The wife claims that I can do Internet banking with it if I want to. Ill take here word on that. Im one of the techno Amish remember. I have a hard enough time doing my Internet banking on my PC. I only resrot to that because tellers are extinct.
It can also be used to check local movie listings according to her. I cant understand why though. When I want to see whats playing I grab the daily paper and flip to the entertainment section. Hey its worked for me for over four decades so why should I change it now.
Supposedly I can also make airline reservations too. Ill pass on that option though. The last thing I want is my travel agenct showing up at my door, bitter and unemployed. It can also be used for stock quotes, but again Ill pass. Check the manufacturers name, Nortel. Anybody remember how their stocks been doing lately.
It even has a speakerphone option. I personally think if we ever start entertaining again then this might come in handy. Otherwise I don't see much need for it.
Then again I could go sit on the new couch (surprisingly not from IKEA) at the other end of the room with my cell phone and see if the wife's into a little phone sex while shes setting the dinner table. She could even use the mute option if shes not in the mood. Naah that's not gonna happen.
Like a lot of other things in the apartment the new phone has a lot of options, bells and whistles, and assorted other shiny gadgets that will never get used. It does however look impressive, with all its flashing lights and buttons. Someday I might even sit down and figure out what half of them do.
It's big too. It takes up half the end table (IKEA again, part of a set) it sits on. I've even heard that the other two phones, banished to the bedroom and den/guest bedroom, are jealous. While you know how siblings can get with new arrivals. They've begun to show their displeasure by not ringing, or flashing, or generally not working.
I spend a lot of time in those two rooms now. It's quiet in there.
Incidentally I've finally solved that little problem of the one little room without a phone jack. I've taken to leaving the cell phone the better half fostered upon me in there to charge the battery. Now there is no place where I can't be reached.
Brand:Nortel Cost(on sale:$175.00 Cdn (+ tax this is Canada)
Handset Height:4.5 in
Handset Weight:32 oz
Handset Width:4.5 in

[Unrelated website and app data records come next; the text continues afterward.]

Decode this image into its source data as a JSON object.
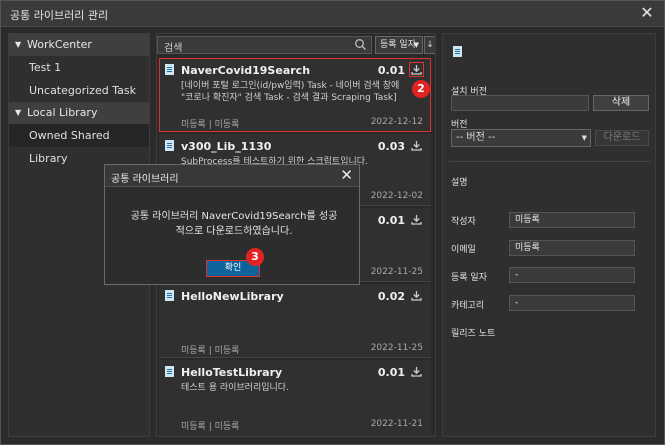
{
  "window": {
    "title": "공통 라이브러리 관리"
  },
  "left": {
    "groups": [
      {
        "label": "WorkCenter",
        "items": [
          "Test 1",
          "Uncategorized Task"
        ]
      },
      {
        "label": "Local Library",
        "items": [
          "Owned Shared Library"
        ]
      }
    ]
  },
  "search": {
    "label": "검색",
    "sort_label": "등록 일자",
    "sort_dir": "↓"
  },
  "list": [
    {
      "name": "NaverCovid19Search",
      "version": "0.01",
      "desc": "[네이버 포털 로그인(id/pw입력) Task - 네이버 검색 창에 \"코로나 확진자\" 검색 Task - 검색 결과 Scraping Task]",
      "meta": "미등록 | 미등록",
      "date": "2022-12-12"
    },
    {
      "name": "v300_Lib_1130",
      "version": "0.03",
      "desc": "SubProcess를 테스트하기 위한 스크립트입니다.",
      "meta": "",
      "date": "2022-12-02"
    },
    {
      "name": "",
      "version": "0.01",
      "desc": "",
      "meta": "",
      "date": "2022-11-25"
    },
    {
      "name": "HelloNewLibrary",
      "version": "0.02",
      "desc": "",
      "meta": "미등록 | 미등록",
      "date": "2022-11-25"
    },
    {
      "name": "HelloTestLibrary",
      "version": "0.01",
      "desc": "테스트 용 라이브러리입니다.",
      "meta": "미등록 | 미등록",
      "date": "2022-11-21"
    }
  ],
  "right": {
    "installed_version_label": "설치 버전",
    "delete_button": "삭제",
    "version_label": "버전",
    "version_select": "-- 버전 --",
    "download_button": "다운로드",
    "description_label": "설명",
    "author_label": "작성자",
    "author_value": "미등록",
    "email_label": "이메일",
    "email_value": "미등록",
    "registered_label": "등록 일자",
    "registered_value": "-",
    "category_label": "카테고리",
    "category_value": "-",
    "release_notes_label": "릴리즈 노트"
  },
  "dialog": {
    "title": "공통 라이브러리",
    "message": "공통 라이브러리 NaverCovid19Search를 성공적으로 다운로드하였습니다.",
    "ok_button": "확인"
  },
  "badges": {
    "b2": "2",
    "b3": "3"
  },
  "colors": {
    "accent": "#0e639c",
    "highlight": "#e03030",
    "badge": "#e02424"
  }
}
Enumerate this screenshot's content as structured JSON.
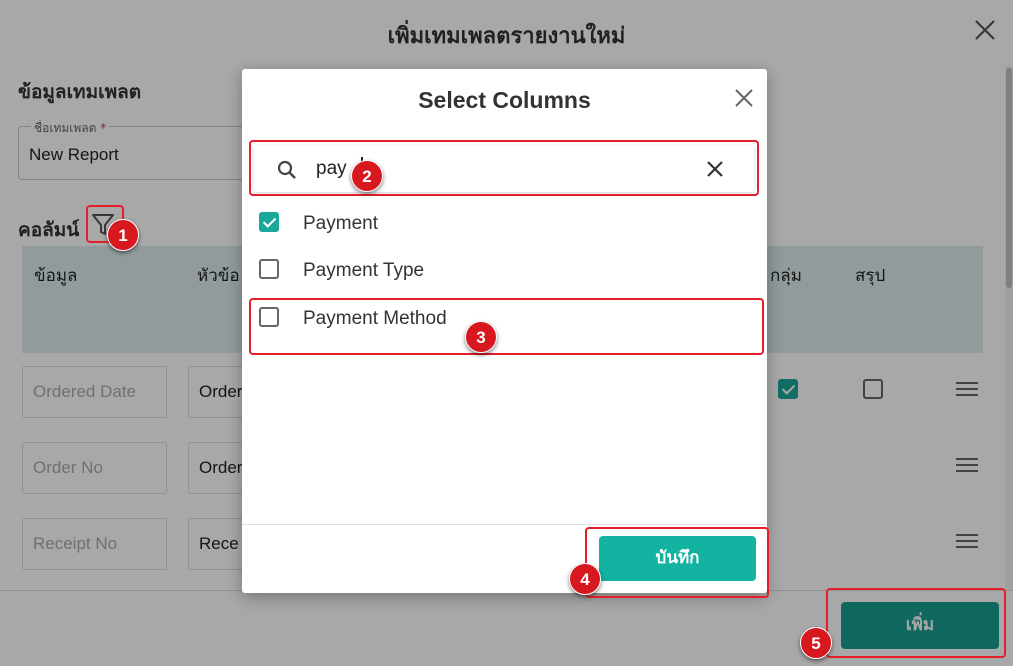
{
  "outer_dialog": {
    "title": "เพิ่มเทมเพลตรายงานใหม่",
    "section_title": "ข้อมูลเทมเพลต",
    "name_field": {
      "label": "ชื่อเทมเพลต",
      "required_mark": "*",
      "value": "New Report"
    },
    "columns_title": "คอลัมน์",
    "table_headers": [
      "ข้อมูล",
      "หัวข้อ",
      "กลุ่ม",
      "สรุป"
    ],
    "rows": [
      {
        "field": "Ordered Date",
        "header": "Order",
        "group_checked": true,
        "summary_checked": false
      },
      {
        "field": "Order No",
        "header": "Order"
      },
      {
        "field": "Receipt No",
        "header": "Rece"
      }
    ],
    "add_button": "เพิ่ม"
  },
  "modal": {
    "title": "Select Columns",
    "search_value": "pay",
    "options": [
      {
        "label": "Payment",
        "checked": true
      },
      {
        "label": "Payment Type",
        "checked": false
      },
      {
        "label": "Payment Method",
        "checked": false
      }
    ],
    "save_button": "บันทึก"
  },
  "annotations": [
    "1",
    "2",
    "3",
    "4",
    "5"
  ],
  "colors": {
    "accent": "#12b3a0",
    "highlight": "#e5202a",
    "table_header_bg": "#dcecec"
  }
}
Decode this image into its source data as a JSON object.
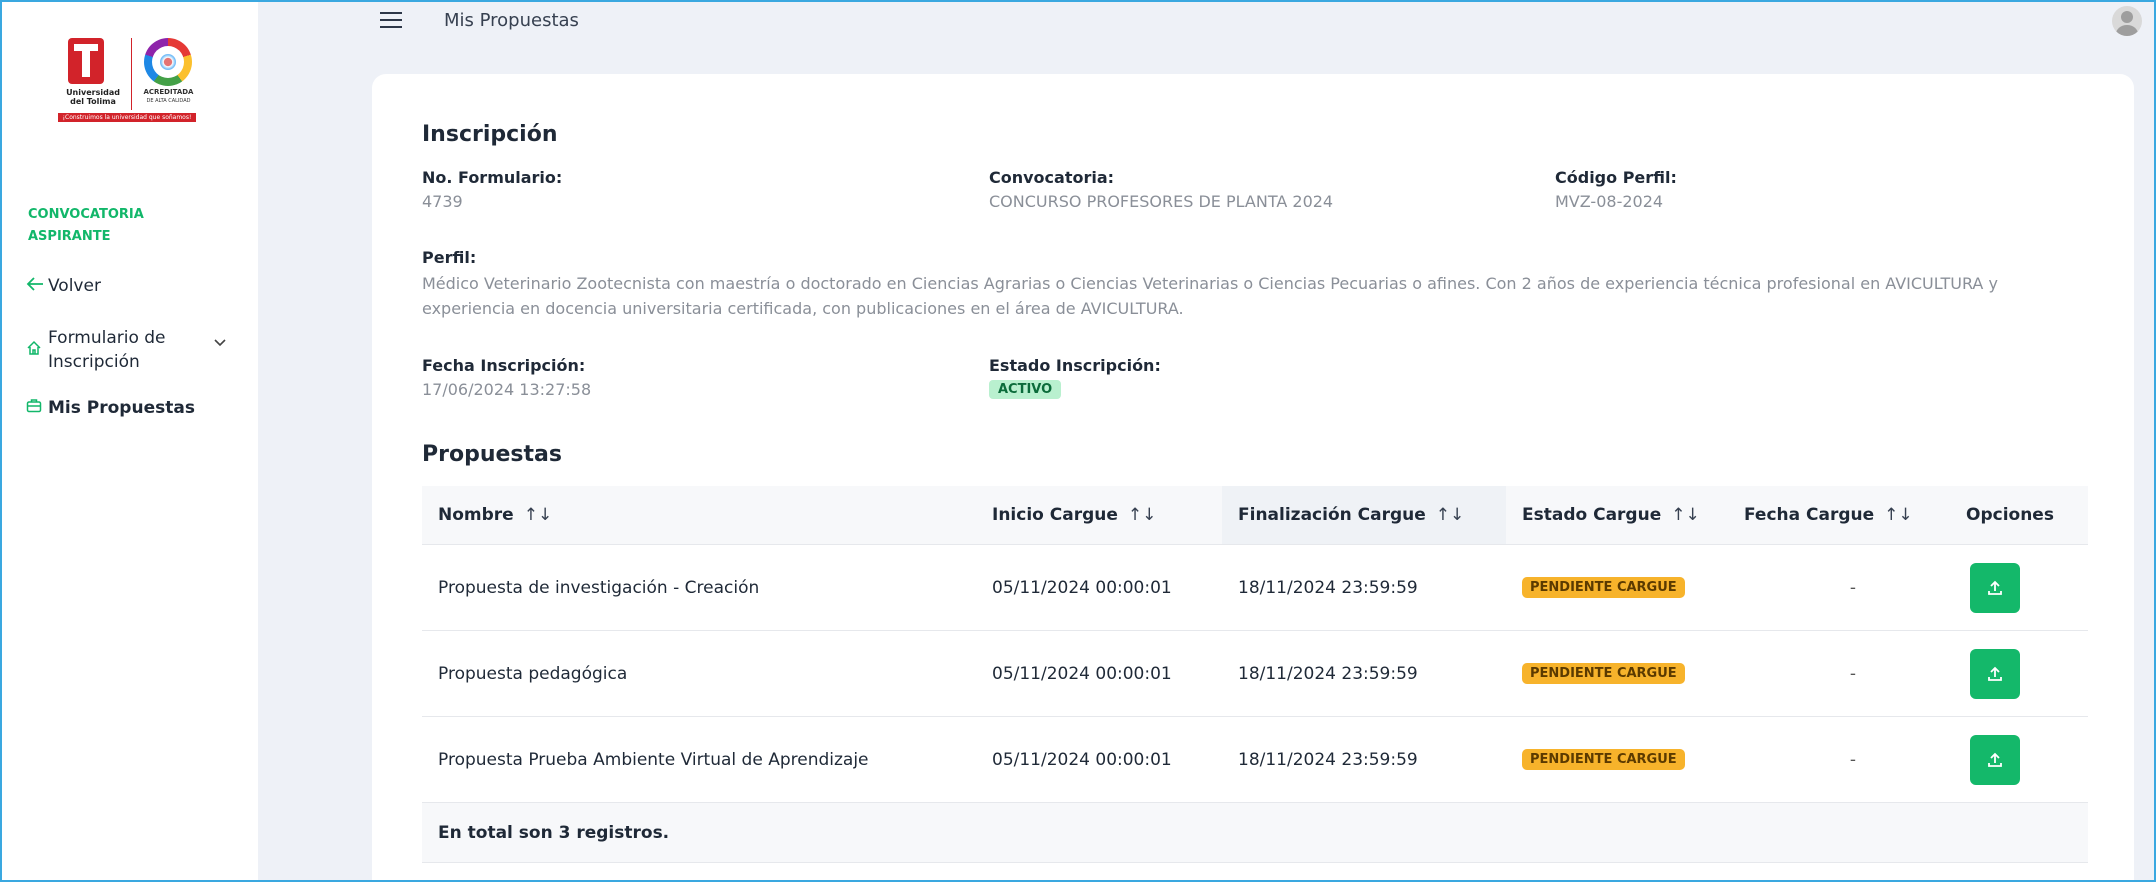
{
  "sidebar": {
    "logo_left_text": "Universidad del Tolima",
    "logo_tagline": "¡Construimos la universidad que soñamos!",
    "logo_right_text": "ACREDITADA",
    "logo_right_sub": "DE ALTA CALIDAD",
    "section_title": "CONVOCATORIA ASPIRANTE",
    "items": [
      {
        "label": "Volver",
        "icon": "arrow-left-icon"
      },
      {
        "label": "Formulario de Inscripción",
        "icon": "home-icon"
      },
      {
        "label": "Mis Propuestas",
        "icon": "briefcase-icon"
      }
    ]
  },
  "header": {
    "title": "Mis Propuestas"
  },
  "inscripcion": {
    "title": "Inscripción",
    "no_formulario_label": "No. Formulario:",
    "no_formulario_value": "4739",
    "convocatoria_label": "Convocatoria:",
    "convocatoria_value": "CONCURSO PROFESORES DE PLANTA 2024",
    "codigo_perfil_label": "Código Perfil:",
    "codigo_perfil_value": "MVZ-08-2024",
    "perfil_label": "Perfil:",
    "perfil_value": "Médico Veterinario Zootecnista con maestría o doctorado en Ciencias Agrarias o Ciencias Veterinarias o Ciencias Pecuarias o afines. Con 2 años de experiencia técnica profesional en AVICULTURA y experiencia en docencia universitaria certificada, con publicaciones en el área de AVICULTURA.",
    "fecha_label": "Fecha Inscripción:",
    "fecha_value": "17/06/2024 13:27:58",
    "estado_label": "Estado Inscripción:",
    "estado_value": "ACTIVO"
  },
  "propuestas": {
    "title": "Propuestas",
    "columns": [
      "Nombre",
      "Inicio Cargue",
      "Finalización Cargue",
      "Estado Cargue",
      "Fecha Cargue",
      "Opciones"
    ],
    "sort_glyph": "↑↓",
    "rows": [
      {
        "nombre": "Propuesta de investigación - Creación",
        "inicio": "05/11/2024 00:00:01",
        "fin": "18/11/2024 23:59:59",
        "estado": "PENDIENTE CARGUE",
        "fecha": "-"
      },
      {
        "nombre": "Propuesta pedagógica",
        "inicio": "05/11/2024 00:00:01",
        "fin": "18/11/2024 23:59:59",
        "estado": "PENDIENTE CARGUE",
        "fecha": "-"
      },
      {
        "nombre": "Propuesta Prueba Ambiente Virtual de Aprendizaje",
        "inicio": "05/11/2024 00:00:01",
        "fin": "18/11/2024 23:59:59",
        "estado": "PENDIENTE CARGUE",
        "fecha": "-"
      }
    ],
    "footer": "En total son 3 registros."
  },
  "colors": {
    "accent": "#14b86a",
    "pending": "#f7b32b",
    "active_badge": "#b9f0cf"
  }
}
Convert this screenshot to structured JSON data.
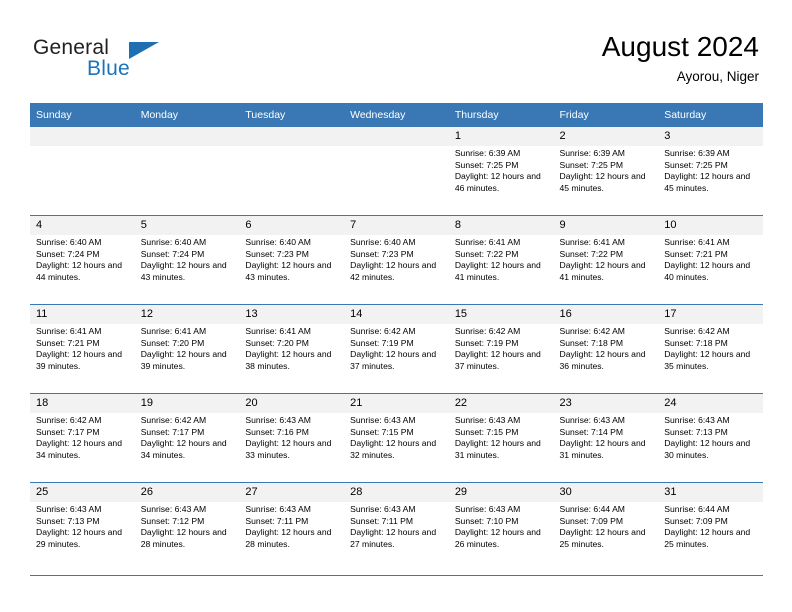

Manufacturer Part Number:A0780622.A0780631390
Multiline Operation Capability:Single-line operation
Product Line:Nortel Power Touch
Service & Support/Type:1 year warranty
Telephone/Header Features:W/caller ID
Voice Mail Capability:Yes
Assembly Instructions:Yes but not really needed
Power tools needed:Not likely
Extra parts left over after assembly:Probably
Lots and Lots of shiny lights and buttons:Yes
Toilet and Toilet Paper:No